27 Jan 2011
A new book on British media coverage of the Iraq invasion is to be launched at a one-day international conference on ‘Communicating War in the Media and Arts’ in Liverpool.
Keynote speaker Dr Piers Robinson, from The University of Manchester, will open the day’s discussions by addressing ‘future directions’ in the research of media and war.
Dr Robinson is primary author of ‘Pockets of Resistance’, along with a University of Liverpool research team, Mr Peter Goddard, Dr Katy Parry and Dr Craig Murray, and University of Leeds contributor, Professor Philip M. Taylor.
‘Pockets of Resistance: British news media, war and theory in the 2003 invasion of Iraq’, was based on a research project funded by the Economic and Social Research Council (ESRC).
The study surveyed the principal news programmes of BBC, ITV, Channel 4 and Sky and seven national newspapers from the period of the Iraq invasion (March-April 2003) using detailed content analysis, case studies and interviews with journalists.

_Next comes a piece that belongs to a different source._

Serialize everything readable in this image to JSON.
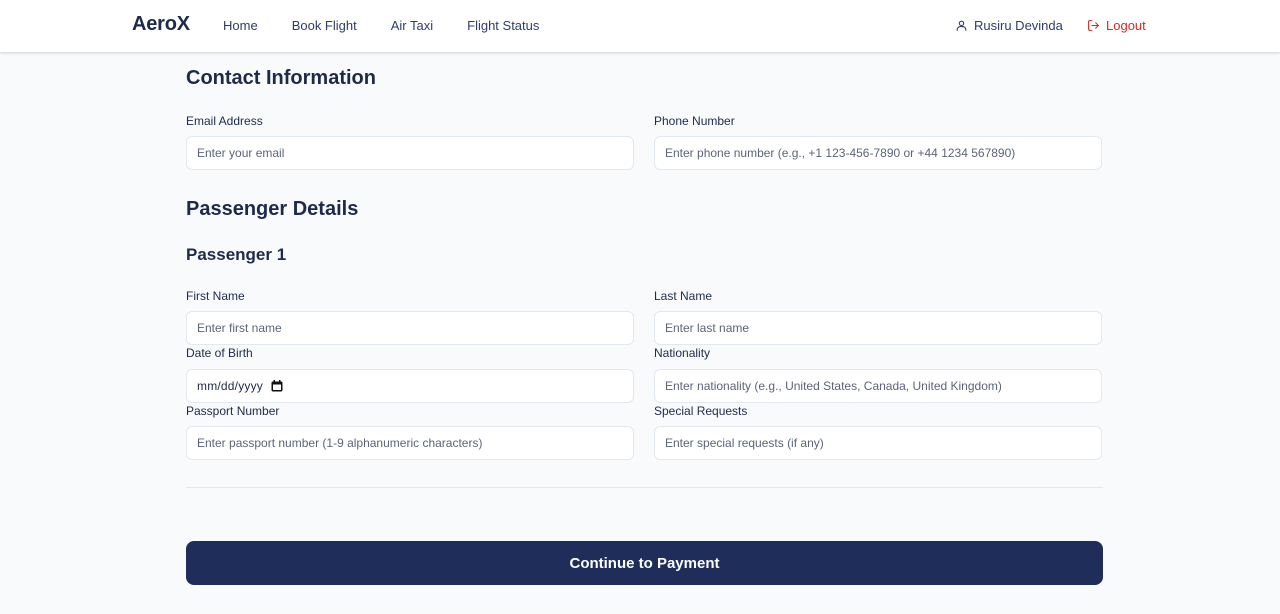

Project leader, Dr Robinson, said: “Although we found examples of media independence, journalists need to think more critically about the extent to which they allow the national perspective of 'our boys' to influence their war reporting.
“We also urge them to be more discerning when accepting official versions such as the humanitarian intervention line promoted by Tony Blair during the 2003 invasion of Iraq”.
The launch will follow a day of conference presentations covering research concerns about the communication of war from diverse disciplinary perspectives, including visual culture, war and security studies, journalism, political geography, media and communication, international relations and literature.
Dr Katia Balabanova and Dr Katy Parry, from the Department of Communication and Media at the University of Liverpool are co-organisers
Dr Parry said: “We were very intent on encouraging dialogue across subjects that can suffer from a lack of integration and cross-reading.
“We believe that our understandings about the mediation of war can be further enriched when perspectives from arts, humanities and social sciences are brought together in this way”.
The conference is being held at the Liverpool Medical Institution, on 28 January 2011, with the day’s programme starting at 9am. The book launch and wine reception will follow, at 5.30pm.